Overture, Guillaume le Taciturne, Op. 43 [15:20]
Symphony in D major, Op. 49 [35:05]
Podkarpacka Philharmonic Symphony Orchestra/Piotr Wajrak
rec. 12-14 March 2014, Filharmonia Podkarpacka, Rzeszów, Poland
ACTE PRÉALABLE AP0331 [50:25]

Józef Wieniawski is not to be confused with Henryk, his older brother. Henryk was a great violin virtuoso who composed quite a few spectacular showpieces before dying young in 1880. Józef was a piano virtuoso who often accompanied his brother, took a teaching post in Brussels and lived almost to World War I. He was clearly the less talented composer of the two but it’s still a surprise that we had to wait so long for the world premiere recording of his attractive symphony.

The symphony (1890) is a charming piece in sunny keys, and gets better as it goes along.

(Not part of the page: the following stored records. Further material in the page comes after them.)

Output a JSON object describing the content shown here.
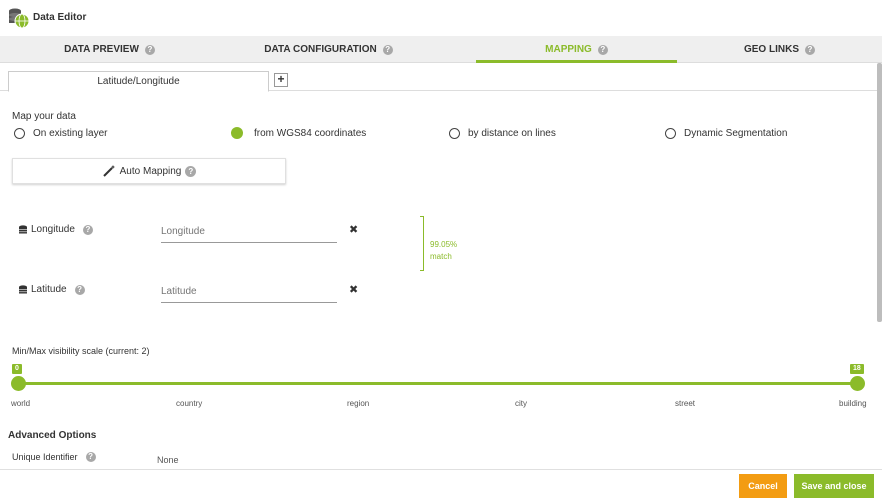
{
  "app": {
    "title": "Data Editor",
    "icon": "database-globe-icon"
  },
  "main_tabs": [
    {
      "label": "DATA PREVIEW",
      "active": false
    },
    {
      "label": "DATA CONFIGURATION",
      "active": false
    },
    {
      "label": "MAPPING",
      "active": true
    },
    {
      "label": "GEO LINKS",
      "active": false
    }
  ],
  "help_glyph": "?",
  "sub_tabs": {
    "active_label": "Latitude/Longitude",
    "add_glyph": "+"
  },
  "mapping": {
    "section_label": "Map your data",
    "options": [
      {
        "label": "On existing layer",
        "selected": false
      },
      {
        "label": "from WGS84 coordinates",
        "selected": true
      },
      {
        "label": "by distance on lines",
        "selected": false
      },
      {
        "label": "Dynamic Segmentation",
        "selected": false
      }
    ],
    "auto_mapping_label": "Auto Mapping"
  },
  "fields": {
    "longitude": {
      "label": "Longitude",
      "placeholder": "Longitude"
    },
    "latitude": {
      "label": "Latitude",
      "placeholder": "Latitude"
    },
    "clear_glyph": "✖",
    "match_line1": "99.05%",
    "match_line2": "match"
  },
  "scale": {
    "label": "Min/Max visibility scale (current: 2)",
    "min_value": "0",
    "max_value": "18",
    "ticks": [
      "world",
      "country",
      "region",
      "city",
      "street",
      "building"
    ]
  },
  "advanced": {
    "title": "Advanced Options",
    "unique_identifier_label": "Unique Identifier",
    "unique_identifier_value": "None"
  },
  "footer": {
    "cancel_label": "Cancel",
    "save_label": "Save and close"
  },
  "colors": {
    "accent": "#8bbb2a",
    "cancel": "#f39c12"
  }
}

It opens with a flowing hunting-horn call, straight from a pastoral scene. Czech composers like Fibich spring to mind. The scherzo and finale have strong hints of folk music, particularly the polonaise. In the slow movement there’s a little bit of Wagner. Actually, it sounds more like Bruckner, but I doubt that Bruckner’s symphonies were known in Brussels in 1890. In the scherzo, you will hear a quote of Saint-Saëns’ Danse macabre, then of Beethoven’s Ninth, then a trio section full of bubbly evocations of folk instruments.

We also get a fiery fifteen-minute overture, “William the Taciturn,” a bizarre name if I’ve ever seen one. It’s about Prince William “the Silent” of Orange, which is why the prince graces the CD cover. The highlights turn out to be the very beginning and end, demonically dark passages with snarling effects straight out of Wagner. They’re especially well played by the orchestra; I loved how deeply and menacingly the double basses dug into their juicy part. Conductor Piotr Wajrak, in his booklet interview, rightly calls attention to the brass, “often play[ing] in blocks, fanfare-like. It strengthens the atmosphere of awe and power.”

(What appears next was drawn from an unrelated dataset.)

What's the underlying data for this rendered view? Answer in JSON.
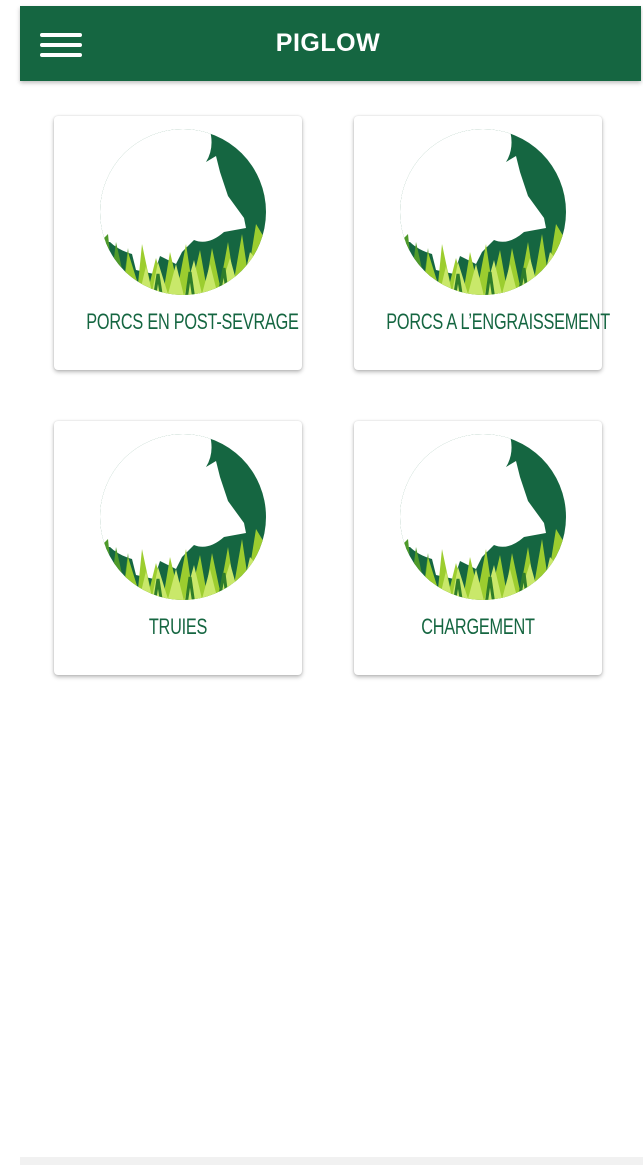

I’d never heard of Rzeszów’s Podkarpacka Philharmonic Orchestra, but they have been guest-conducted by at least three of the great Polish conductors of the last fifty years: Jerzy Maksymiuk, Krzysztof Penderecki, and Antoni Wit. Their playing, and Piotr Wajrak’s conducting, are more than adequate for the music at hand, and sometimes really striking, like the cellos, basses and brass in the overture.

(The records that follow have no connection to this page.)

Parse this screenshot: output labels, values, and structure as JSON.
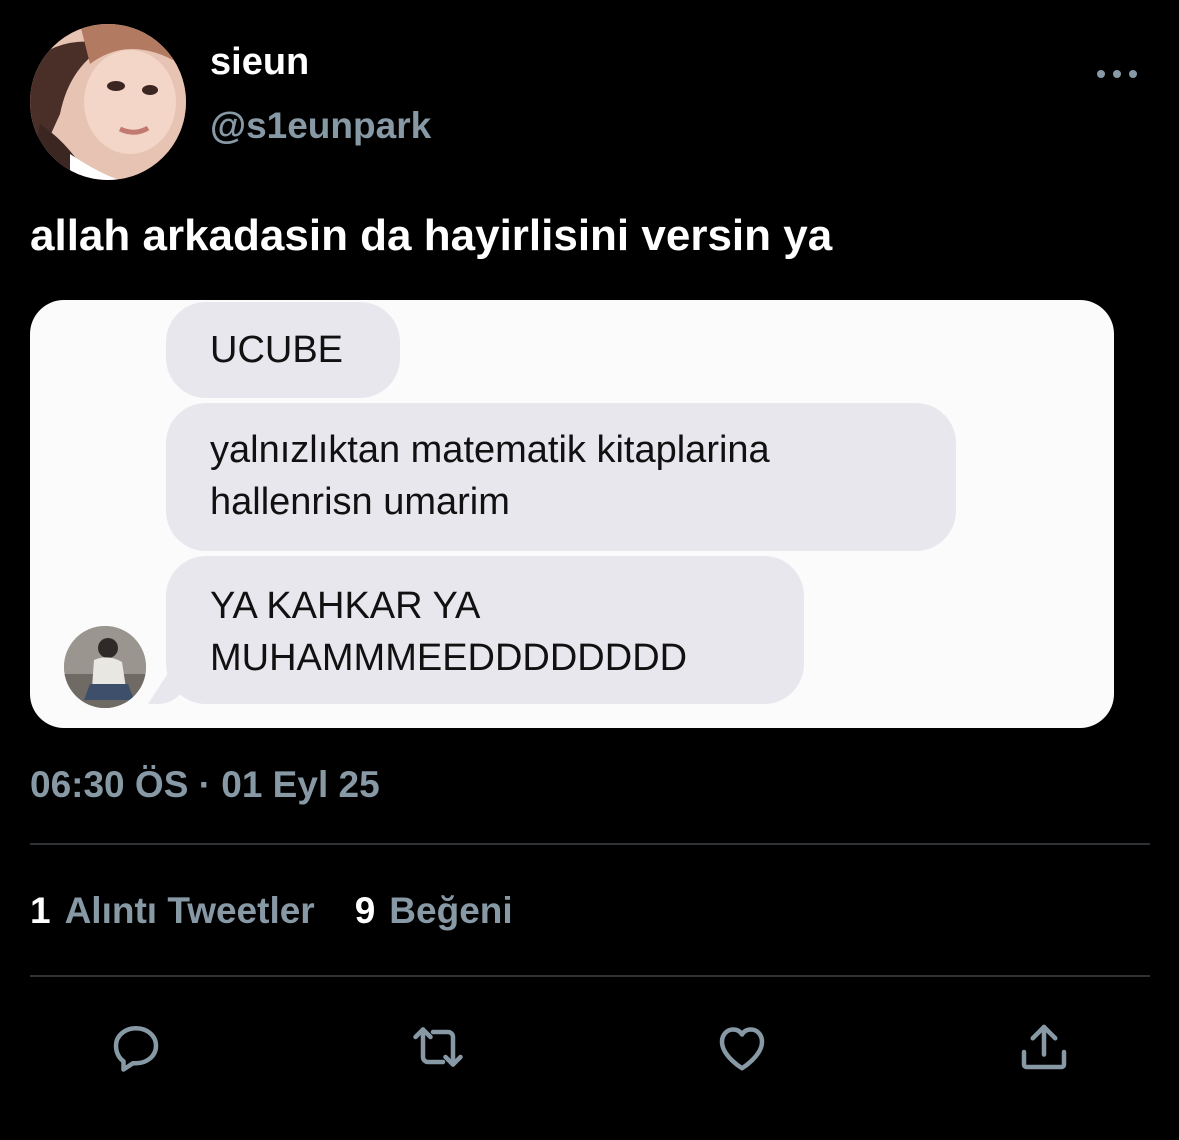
{
  "header": {
    "display_name": "sieun",
    "handle": "@s1eunpark"
  },
  "tweet": {
    "text": "allah arkadasin da hayirlisini versin ya"
  },
  "chat": {
    "messages": [
      {
        "lines": [
          "UCUBE"
        ]
      },
      {
        "lines": [
          "yalnızlıktan matematik kitaplarina",
          "hallenrisn umarim"
        ]
      },
      {
        "lines": [
          "YA KAHKAR YA",
          "MUHAMMMEEDDDDDDDD"
        ]
      }
    ]
  },
  "meta": {
    "timestamp": "06:30 ÖS · 01 Eyl 25"
  },
  "stats": {
    "quotes_count": "1",
    "quotes_label": "Alıntı Tweetler",
    "likes_count": "9",
    "likes_label": "Beğeni"
  },
  "actions": {
    "icons": [
      "reply-icon",
      "retweet-icon",
      "like-icon",
      "share-icon"
    ]
  },
  "colors": {
    "background": "#000000",
    "muted_text": "#8899a6",
    "bubble": "#e8e7ee",
    "divider": "#2f3336"
  }
}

The booklet contains a biographical essay on Wieniawski, discussion of the music, an interview with the conductor, a few pages of notes on the painter of the cover artwork, and an essay by Jan A. Jarnicki, curator of the Acte Prealable record label, who once again has reason to be angry with librarians. The first time I reviewed an Acte Prealable album, there was an angry note that a library archive in Poland, which housed much old Polish music, refused to let Jarnicki borrow the scores for the purposes of creating a recording. After writing the review, I had conversations with Jarnicki (“Poland is a very strange country”) and a librarian friend who expressed disapproval of the library’s practices. These Wieniawski scores were also recorded over objections from archivists. I would consider Acte Préalable an accessible archive of the history of Polish music, and they are recording new rediscoveries every month.

The recorded sound captures the bass especially well, but there is a touch of crudeness to it. The worst moment is the very first trumpet entrance, which is badly-focused and bright. However, either the sound improves throughout the CD, or my ears adjusted, so that by the symphony, I was perfectly happy.

This is attractive music for lovers of late-romantic symphonies, often very interesting. If you like horn-calls, folksy dances, and Wagnerian influences, you should absolutely try this. I will be keen to hear the piano music next.

Brian Reinhart